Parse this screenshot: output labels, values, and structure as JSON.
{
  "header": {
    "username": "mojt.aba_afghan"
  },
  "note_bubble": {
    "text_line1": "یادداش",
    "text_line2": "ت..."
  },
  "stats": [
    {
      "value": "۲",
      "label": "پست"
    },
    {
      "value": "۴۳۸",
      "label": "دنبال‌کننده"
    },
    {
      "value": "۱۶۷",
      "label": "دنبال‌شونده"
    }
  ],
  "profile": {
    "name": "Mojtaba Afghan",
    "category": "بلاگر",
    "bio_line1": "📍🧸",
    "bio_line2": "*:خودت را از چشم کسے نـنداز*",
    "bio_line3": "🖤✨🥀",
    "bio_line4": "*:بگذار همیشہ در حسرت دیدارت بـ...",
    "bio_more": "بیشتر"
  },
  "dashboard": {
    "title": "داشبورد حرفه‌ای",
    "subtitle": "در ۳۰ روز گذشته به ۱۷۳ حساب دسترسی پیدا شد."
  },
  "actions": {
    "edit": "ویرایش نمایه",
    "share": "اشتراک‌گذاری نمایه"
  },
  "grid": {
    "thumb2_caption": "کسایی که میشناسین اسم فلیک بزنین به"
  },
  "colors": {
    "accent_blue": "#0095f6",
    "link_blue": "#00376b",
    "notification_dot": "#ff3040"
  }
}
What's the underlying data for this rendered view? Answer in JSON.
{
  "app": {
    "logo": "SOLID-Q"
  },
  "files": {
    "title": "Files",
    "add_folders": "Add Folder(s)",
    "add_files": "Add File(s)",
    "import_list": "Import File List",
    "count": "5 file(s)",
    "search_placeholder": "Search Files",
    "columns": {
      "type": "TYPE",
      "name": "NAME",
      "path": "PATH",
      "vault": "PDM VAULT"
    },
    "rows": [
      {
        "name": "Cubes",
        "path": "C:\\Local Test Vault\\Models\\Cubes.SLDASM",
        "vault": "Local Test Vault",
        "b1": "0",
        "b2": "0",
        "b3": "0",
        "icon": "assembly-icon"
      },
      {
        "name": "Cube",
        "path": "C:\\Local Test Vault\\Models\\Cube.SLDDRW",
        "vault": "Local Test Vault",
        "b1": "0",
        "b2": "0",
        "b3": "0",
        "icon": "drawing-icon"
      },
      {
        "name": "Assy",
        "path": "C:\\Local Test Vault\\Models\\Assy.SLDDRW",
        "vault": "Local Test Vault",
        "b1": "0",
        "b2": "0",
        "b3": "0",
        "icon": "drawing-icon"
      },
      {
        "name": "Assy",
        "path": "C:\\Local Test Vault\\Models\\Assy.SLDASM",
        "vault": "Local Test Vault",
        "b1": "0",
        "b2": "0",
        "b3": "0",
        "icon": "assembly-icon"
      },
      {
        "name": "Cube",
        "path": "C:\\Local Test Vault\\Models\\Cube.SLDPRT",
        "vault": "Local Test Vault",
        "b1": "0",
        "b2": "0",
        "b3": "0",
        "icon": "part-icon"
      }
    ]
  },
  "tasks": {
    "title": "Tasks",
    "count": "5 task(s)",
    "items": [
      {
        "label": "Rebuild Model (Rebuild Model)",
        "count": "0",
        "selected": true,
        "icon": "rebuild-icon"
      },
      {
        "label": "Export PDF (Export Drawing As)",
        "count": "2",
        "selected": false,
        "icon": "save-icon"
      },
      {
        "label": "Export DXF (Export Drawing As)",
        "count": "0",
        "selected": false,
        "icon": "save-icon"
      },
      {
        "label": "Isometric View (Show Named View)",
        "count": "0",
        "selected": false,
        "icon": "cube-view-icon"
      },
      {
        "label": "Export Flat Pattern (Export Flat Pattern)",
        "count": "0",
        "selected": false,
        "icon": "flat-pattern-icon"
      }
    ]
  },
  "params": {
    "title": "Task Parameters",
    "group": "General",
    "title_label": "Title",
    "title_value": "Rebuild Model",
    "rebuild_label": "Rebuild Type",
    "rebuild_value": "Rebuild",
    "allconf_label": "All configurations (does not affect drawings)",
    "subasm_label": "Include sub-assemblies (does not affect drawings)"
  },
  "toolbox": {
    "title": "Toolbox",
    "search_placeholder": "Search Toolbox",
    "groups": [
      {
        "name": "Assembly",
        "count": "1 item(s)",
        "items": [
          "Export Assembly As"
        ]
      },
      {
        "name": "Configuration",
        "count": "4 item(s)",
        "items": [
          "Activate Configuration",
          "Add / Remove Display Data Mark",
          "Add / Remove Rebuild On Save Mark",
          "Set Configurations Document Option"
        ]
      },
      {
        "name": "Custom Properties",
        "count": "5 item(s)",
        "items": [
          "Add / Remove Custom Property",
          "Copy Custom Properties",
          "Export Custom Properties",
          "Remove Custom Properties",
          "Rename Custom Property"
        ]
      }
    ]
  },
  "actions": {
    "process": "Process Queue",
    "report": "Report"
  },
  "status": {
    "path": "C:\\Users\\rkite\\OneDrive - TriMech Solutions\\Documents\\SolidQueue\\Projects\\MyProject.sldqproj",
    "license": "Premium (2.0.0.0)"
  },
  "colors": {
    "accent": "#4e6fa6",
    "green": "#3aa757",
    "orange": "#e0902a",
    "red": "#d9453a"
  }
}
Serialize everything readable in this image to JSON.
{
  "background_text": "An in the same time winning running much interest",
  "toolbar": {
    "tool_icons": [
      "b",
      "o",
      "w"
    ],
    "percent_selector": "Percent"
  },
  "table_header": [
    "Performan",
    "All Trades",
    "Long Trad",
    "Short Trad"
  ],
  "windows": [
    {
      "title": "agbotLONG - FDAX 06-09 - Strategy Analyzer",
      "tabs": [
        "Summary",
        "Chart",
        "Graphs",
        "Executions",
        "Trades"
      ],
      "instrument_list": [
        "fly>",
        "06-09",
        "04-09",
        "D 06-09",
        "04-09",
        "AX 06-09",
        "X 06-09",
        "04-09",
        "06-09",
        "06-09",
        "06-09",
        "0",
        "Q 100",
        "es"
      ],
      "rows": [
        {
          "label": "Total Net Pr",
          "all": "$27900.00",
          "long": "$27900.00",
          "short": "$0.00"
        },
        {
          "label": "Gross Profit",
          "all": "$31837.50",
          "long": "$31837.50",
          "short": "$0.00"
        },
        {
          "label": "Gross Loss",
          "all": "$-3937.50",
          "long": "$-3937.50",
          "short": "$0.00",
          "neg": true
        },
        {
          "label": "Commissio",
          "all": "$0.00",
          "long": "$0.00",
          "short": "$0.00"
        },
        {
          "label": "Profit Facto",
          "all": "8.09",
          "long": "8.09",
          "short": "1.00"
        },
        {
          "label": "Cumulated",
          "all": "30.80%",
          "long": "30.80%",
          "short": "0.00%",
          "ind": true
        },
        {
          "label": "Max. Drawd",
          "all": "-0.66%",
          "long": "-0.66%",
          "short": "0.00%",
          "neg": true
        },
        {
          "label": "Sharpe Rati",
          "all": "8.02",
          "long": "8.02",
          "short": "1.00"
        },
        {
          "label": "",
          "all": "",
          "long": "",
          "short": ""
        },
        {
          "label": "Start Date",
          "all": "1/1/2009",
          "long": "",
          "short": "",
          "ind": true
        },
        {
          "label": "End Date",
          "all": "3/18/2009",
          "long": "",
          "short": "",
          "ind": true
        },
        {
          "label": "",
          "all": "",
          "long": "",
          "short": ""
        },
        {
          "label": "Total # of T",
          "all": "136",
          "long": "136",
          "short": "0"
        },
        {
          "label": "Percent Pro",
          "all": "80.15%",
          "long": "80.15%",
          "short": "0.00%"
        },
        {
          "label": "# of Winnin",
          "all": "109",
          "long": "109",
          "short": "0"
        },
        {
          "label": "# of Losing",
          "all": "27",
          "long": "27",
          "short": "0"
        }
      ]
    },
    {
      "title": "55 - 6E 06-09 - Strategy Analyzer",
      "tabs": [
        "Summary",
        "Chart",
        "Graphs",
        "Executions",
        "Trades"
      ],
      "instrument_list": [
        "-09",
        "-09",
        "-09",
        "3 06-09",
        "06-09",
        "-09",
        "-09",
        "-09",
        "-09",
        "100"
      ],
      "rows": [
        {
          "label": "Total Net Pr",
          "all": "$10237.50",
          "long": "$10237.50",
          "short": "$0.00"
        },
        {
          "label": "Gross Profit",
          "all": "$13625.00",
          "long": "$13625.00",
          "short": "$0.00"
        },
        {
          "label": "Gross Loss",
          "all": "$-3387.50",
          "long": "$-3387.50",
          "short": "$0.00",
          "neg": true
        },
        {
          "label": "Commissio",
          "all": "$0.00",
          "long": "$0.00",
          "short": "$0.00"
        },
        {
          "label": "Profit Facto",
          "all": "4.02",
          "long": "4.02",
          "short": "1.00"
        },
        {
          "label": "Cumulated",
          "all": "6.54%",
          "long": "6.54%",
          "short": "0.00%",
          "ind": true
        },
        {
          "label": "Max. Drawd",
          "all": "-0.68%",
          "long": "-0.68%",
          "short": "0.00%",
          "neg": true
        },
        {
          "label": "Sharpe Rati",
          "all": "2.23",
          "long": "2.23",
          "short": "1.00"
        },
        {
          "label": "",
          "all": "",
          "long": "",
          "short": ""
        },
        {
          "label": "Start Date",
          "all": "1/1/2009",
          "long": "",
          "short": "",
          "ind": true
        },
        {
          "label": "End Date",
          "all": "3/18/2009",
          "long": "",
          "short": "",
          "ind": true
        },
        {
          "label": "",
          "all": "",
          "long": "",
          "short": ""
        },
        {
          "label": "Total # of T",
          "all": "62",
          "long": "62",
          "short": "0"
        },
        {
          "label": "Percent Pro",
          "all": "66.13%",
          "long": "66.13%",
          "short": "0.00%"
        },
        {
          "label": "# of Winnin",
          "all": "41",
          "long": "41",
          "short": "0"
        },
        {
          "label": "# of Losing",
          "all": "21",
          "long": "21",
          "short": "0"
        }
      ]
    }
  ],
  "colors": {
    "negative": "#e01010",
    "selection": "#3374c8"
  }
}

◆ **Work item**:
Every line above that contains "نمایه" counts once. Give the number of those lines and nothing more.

◆ **Output for this exercise**:
2